#### [Task details]
How many lines in the records below contain the string "transactions"? Answer with the number alone.

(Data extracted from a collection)
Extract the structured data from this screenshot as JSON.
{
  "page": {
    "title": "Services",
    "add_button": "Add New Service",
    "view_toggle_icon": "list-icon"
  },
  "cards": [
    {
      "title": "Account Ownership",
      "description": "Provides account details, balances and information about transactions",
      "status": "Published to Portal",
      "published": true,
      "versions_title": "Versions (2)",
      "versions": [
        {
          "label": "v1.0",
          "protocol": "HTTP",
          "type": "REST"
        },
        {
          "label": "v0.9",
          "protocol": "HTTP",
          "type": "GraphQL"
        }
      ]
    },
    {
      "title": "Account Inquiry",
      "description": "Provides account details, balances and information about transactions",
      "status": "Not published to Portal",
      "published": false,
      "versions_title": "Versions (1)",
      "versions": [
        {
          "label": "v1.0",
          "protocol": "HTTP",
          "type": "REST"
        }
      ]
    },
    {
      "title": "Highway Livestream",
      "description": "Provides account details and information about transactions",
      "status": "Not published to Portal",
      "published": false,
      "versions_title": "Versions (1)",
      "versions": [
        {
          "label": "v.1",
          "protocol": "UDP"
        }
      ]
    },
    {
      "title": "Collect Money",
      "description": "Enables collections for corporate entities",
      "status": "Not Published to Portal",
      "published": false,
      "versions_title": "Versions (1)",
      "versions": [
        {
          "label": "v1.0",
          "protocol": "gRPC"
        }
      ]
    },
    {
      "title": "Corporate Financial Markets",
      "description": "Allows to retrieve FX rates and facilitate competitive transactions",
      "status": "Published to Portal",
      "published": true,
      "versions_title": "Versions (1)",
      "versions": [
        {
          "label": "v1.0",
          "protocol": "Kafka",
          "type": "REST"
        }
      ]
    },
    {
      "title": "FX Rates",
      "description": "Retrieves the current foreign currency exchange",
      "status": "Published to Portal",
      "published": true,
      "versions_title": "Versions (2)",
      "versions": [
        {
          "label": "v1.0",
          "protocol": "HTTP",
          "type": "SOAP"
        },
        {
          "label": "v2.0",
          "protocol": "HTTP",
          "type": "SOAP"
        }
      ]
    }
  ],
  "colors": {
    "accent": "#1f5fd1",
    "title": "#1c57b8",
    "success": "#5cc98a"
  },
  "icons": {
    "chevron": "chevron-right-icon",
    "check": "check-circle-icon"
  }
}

#### [Answer to this task]
4